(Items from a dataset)

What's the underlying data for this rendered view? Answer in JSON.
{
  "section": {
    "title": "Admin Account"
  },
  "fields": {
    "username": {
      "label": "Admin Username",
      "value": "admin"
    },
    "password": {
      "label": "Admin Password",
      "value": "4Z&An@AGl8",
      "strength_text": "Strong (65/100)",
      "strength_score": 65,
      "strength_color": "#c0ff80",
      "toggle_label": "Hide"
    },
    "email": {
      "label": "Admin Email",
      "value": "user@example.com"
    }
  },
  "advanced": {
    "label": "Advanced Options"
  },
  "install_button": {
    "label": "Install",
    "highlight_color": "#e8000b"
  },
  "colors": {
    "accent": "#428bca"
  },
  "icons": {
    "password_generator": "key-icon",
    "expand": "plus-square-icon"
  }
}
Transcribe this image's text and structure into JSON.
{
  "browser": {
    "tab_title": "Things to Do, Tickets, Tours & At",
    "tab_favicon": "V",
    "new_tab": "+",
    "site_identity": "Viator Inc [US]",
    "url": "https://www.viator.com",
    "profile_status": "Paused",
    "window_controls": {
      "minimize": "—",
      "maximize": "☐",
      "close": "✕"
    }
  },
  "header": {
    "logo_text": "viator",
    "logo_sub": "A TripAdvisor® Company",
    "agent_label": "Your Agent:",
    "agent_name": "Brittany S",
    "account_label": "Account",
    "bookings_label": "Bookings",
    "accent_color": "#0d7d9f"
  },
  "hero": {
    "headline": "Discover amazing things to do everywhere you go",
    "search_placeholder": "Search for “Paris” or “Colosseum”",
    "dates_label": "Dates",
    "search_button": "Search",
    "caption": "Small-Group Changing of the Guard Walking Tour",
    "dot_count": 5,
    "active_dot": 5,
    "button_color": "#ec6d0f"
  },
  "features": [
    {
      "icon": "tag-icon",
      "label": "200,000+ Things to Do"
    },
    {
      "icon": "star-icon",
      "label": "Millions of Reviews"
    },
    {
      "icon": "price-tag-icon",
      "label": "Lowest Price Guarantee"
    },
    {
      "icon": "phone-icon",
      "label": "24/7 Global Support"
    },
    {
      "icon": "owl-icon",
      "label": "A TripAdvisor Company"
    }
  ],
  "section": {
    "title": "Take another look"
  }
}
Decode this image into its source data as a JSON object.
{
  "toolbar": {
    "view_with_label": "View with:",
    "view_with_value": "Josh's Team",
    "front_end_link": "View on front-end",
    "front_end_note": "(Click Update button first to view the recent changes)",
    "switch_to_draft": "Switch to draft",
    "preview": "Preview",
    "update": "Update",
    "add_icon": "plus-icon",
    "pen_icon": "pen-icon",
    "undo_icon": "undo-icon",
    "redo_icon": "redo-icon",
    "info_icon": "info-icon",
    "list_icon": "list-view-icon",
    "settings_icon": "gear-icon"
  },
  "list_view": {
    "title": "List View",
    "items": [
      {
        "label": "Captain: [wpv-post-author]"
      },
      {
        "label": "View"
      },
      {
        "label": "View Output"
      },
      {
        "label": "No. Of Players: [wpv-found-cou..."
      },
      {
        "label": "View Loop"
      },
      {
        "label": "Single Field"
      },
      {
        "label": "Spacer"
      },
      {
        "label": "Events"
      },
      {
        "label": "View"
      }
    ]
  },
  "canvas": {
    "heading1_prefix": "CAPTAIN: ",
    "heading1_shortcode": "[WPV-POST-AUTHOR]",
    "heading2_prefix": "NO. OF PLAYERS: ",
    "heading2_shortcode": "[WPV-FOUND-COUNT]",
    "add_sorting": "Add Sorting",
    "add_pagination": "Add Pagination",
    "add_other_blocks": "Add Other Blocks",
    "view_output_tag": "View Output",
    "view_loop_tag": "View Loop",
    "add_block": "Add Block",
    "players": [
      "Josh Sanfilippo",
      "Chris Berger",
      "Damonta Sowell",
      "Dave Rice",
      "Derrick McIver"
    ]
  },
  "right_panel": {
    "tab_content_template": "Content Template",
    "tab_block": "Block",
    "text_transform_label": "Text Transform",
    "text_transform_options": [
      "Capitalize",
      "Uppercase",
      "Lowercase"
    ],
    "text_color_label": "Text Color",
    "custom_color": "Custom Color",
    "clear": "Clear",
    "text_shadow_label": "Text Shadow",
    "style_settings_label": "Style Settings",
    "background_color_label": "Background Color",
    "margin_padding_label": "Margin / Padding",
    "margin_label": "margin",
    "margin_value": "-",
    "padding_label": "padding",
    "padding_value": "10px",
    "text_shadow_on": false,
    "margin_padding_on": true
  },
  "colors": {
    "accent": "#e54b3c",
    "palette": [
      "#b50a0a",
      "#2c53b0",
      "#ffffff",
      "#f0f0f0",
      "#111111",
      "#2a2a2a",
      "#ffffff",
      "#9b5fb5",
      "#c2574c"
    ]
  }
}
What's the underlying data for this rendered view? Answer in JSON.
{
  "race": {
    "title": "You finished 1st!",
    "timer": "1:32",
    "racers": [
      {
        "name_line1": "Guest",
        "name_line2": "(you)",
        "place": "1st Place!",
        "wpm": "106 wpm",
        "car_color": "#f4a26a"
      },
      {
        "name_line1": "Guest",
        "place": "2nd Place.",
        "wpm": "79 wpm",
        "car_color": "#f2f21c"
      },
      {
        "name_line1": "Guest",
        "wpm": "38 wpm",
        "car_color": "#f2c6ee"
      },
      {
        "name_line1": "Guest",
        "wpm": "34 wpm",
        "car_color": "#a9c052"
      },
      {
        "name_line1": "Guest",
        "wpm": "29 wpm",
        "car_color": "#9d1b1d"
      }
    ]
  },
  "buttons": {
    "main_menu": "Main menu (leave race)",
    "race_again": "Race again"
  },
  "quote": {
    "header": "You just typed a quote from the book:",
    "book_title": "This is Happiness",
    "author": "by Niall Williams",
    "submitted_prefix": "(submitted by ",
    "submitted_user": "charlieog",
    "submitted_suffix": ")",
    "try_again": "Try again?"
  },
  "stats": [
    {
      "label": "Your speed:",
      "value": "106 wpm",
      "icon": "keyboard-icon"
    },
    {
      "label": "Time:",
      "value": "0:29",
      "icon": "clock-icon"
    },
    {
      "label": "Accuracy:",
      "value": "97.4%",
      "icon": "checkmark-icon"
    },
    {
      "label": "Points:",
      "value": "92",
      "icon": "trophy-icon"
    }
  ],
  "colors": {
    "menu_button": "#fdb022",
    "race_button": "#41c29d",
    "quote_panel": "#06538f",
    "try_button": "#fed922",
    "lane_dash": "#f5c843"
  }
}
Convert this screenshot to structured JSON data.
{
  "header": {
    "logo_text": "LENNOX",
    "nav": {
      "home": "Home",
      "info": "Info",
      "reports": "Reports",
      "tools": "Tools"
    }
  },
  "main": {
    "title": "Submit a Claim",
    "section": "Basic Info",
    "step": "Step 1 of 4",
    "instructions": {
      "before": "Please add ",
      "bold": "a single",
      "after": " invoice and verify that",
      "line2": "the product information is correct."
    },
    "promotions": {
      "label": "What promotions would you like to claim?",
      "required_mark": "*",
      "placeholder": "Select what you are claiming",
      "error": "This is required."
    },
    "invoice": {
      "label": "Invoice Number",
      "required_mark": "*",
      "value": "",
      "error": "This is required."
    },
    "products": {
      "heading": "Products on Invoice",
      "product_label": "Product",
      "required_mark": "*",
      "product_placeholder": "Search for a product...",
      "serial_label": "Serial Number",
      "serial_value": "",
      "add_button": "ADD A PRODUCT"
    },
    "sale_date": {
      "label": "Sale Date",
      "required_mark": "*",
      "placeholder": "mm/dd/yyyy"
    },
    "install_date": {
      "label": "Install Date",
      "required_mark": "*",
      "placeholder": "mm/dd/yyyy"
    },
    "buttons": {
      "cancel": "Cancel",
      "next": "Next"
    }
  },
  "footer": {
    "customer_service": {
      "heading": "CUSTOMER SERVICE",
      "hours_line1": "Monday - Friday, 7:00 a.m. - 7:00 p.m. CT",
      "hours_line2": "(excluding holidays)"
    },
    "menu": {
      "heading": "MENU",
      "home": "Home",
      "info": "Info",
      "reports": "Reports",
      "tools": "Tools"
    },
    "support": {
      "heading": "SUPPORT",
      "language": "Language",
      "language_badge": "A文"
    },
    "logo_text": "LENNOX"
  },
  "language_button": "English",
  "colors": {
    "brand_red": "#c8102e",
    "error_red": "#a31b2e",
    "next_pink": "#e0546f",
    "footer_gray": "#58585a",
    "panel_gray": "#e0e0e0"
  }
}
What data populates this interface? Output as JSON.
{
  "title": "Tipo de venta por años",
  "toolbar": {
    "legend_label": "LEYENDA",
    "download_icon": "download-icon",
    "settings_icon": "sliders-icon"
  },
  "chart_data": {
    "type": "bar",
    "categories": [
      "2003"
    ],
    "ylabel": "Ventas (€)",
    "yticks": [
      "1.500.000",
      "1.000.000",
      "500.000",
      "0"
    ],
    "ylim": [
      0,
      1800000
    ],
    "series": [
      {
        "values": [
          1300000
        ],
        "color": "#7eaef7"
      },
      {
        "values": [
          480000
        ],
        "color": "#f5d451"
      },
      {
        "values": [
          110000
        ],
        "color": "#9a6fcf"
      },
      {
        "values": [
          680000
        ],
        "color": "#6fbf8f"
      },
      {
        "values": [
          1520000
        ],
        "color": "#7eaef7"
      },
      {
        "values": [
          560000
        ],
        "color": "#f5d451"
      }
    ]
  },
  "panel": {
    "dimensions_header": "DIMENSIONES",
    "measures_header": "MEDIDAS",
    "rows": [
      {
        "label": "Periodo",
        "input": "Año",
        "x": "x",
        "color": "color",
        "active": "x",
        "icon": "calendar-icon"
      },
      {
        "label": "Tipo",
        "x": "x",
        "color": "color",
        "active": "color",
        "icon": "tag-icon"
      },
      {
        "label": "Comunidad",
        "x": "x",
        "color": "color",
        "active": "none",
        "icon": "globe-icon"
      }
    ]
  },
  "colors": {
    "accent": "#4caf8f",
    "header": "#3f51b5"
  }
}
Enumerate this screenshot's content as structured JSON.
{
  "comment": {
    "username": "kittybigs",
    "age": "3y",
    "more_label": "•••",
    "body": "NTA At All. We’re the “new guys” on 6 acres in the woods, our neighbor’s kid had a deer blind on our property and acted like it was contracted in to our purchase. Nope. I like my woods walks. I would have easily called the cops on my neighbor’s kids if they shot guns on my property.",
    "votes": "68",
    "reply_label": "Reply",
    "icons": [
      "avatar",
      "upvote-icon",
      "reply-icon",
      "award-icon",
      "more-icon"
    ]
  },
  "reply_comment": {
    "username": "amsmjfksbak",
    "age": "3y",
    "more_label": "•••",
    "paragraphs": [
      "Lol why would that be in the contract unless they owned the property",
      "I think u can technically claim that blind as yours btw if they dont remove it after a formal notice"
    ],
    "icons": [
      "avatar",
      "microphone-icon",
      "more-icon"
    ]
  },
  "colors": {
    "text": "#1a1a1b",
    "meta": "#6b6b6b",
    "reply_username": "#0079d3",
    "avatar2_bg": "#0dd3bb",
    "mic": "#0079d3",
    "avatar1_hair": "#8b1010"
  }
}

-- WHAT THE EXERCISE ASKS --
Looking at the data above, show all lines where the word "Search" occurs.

-- EXERCISE OUTPUT --
    "search_placeholder": "Search for “Paris” or “Colosseum”",
    "search_button": "Search",
      "product_placeholder": "Search for a product...",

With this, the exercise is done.